Data section:
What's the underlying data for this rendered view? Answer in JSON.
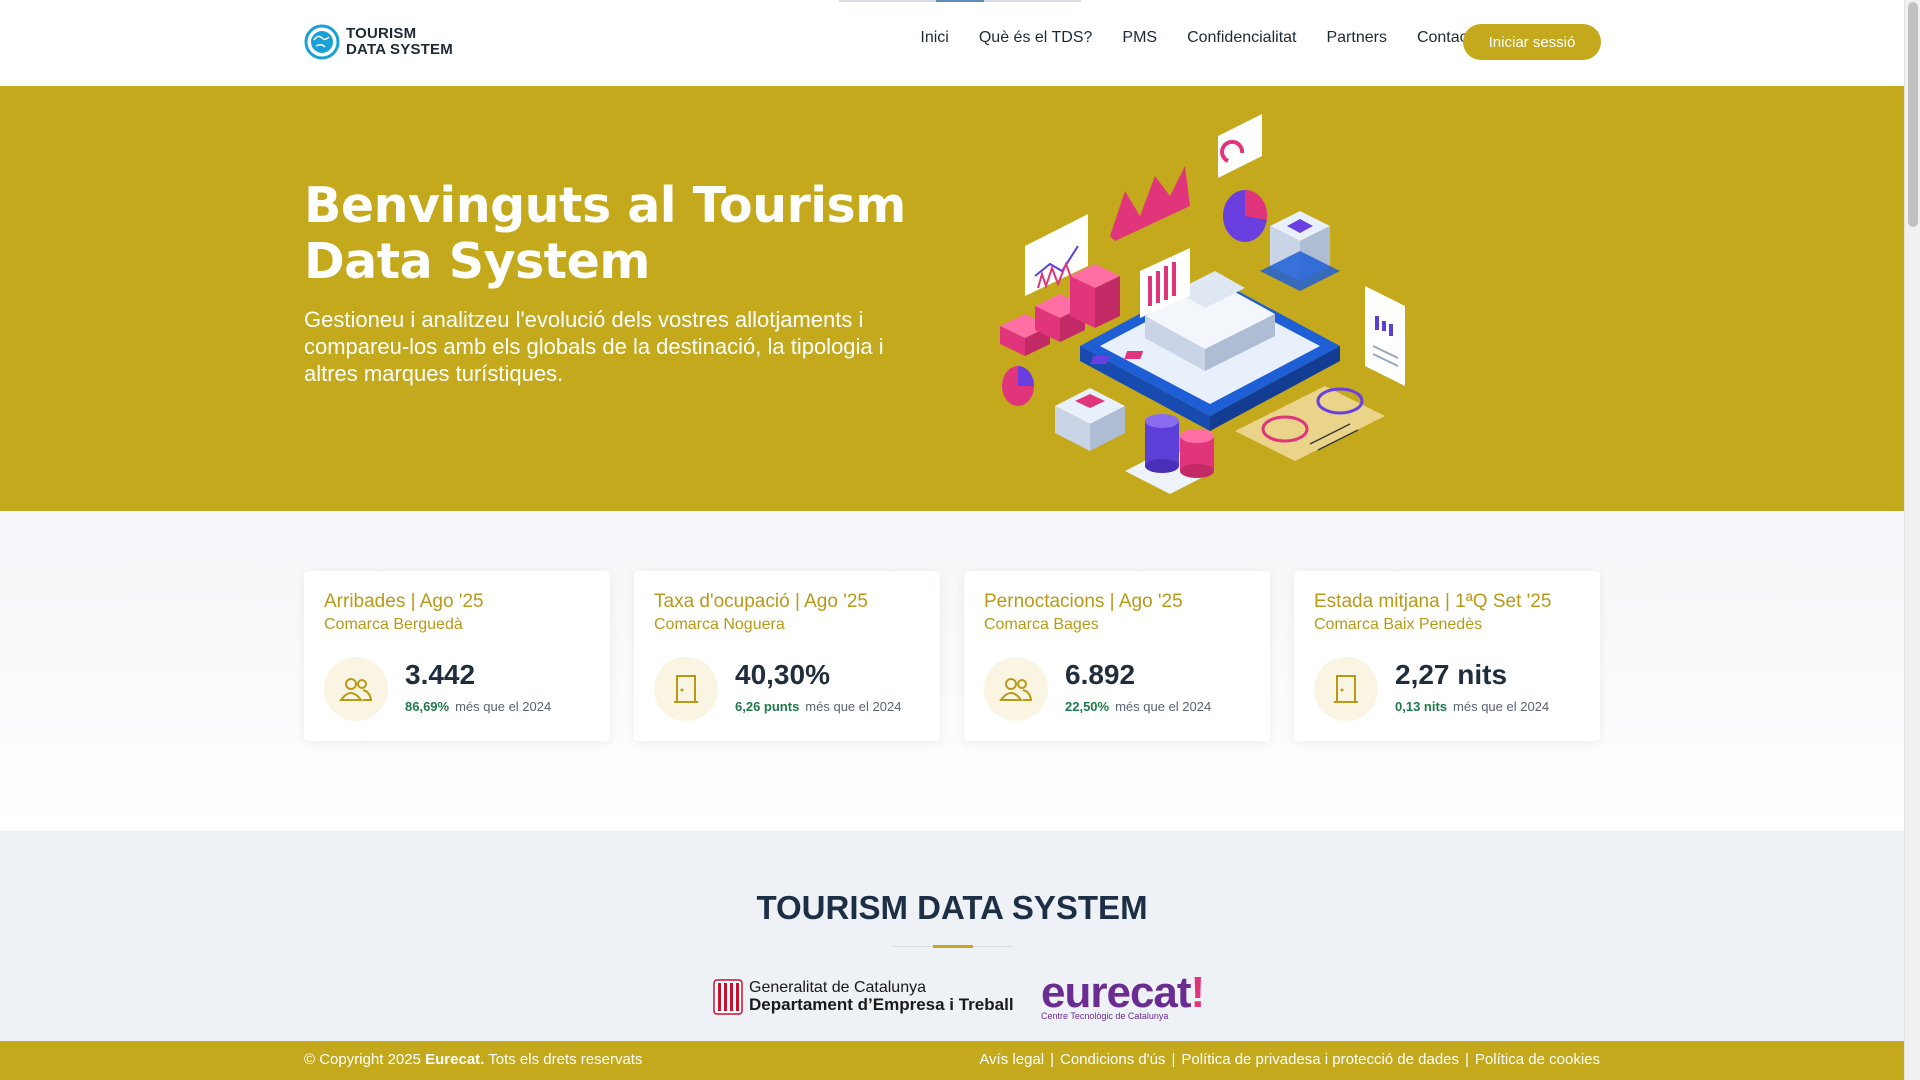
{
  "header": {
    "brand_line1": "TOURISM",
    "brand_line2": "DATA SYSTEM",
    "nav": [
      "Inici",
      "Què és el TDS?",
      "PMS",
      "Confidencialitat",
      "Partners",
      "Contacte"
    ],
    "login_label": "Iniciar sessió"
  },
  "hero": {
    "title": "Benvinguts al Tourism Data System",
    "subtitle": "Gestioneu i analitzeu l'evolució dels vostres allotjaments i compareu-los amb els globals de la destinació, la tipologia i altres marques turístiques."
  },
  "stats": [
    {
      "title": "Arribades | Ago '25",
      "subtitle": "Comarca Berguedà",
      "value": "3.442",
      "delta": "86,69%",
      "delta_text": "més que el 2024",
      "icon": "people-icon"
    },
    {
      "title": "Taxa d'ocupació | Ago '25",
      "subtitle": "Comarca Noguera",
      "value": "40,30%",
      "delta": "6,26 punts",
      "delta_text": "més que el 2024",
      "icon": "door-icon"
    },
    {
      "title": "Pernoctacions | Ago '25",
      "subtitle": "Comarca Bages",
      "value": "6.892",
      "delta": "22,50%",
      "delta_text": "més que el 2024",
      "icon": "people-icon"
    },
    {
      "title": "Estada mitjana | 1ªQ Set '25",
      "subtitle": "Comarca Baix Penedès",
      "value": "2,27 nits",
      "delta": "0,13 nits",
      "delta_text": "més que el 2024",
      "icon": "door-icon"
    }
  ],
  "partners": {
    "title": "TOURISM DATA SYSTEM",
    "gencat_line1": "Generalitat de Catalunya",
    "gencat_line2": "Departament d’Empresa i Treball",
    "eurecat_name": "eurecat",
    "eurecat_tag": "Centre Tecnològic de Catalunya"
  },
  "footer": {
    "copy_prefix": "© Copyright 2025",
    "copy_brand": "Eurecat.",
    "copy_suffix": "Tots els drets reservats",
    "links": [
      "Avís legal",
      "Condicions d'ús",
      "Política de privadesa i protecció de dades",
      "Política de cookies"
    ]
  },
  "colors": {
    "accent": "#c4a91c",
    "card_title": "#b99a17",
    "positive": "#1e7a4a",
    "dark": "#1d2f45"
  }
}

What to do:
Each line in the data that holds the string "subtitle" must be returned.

Answer:
    "subtitle": "Gestioneu i analitzeu l'evolució dels vostres allotjaments i compareu-los amb els globals de la destinació, la tipologia i altres marques turístiques."
      "subtitle": "Comarca Berguedà",
      "subtitle": "Comarca Noguera",
      "subtitle": "Comarca Bages",
      "subtitle": "Comarca Baix Penedès",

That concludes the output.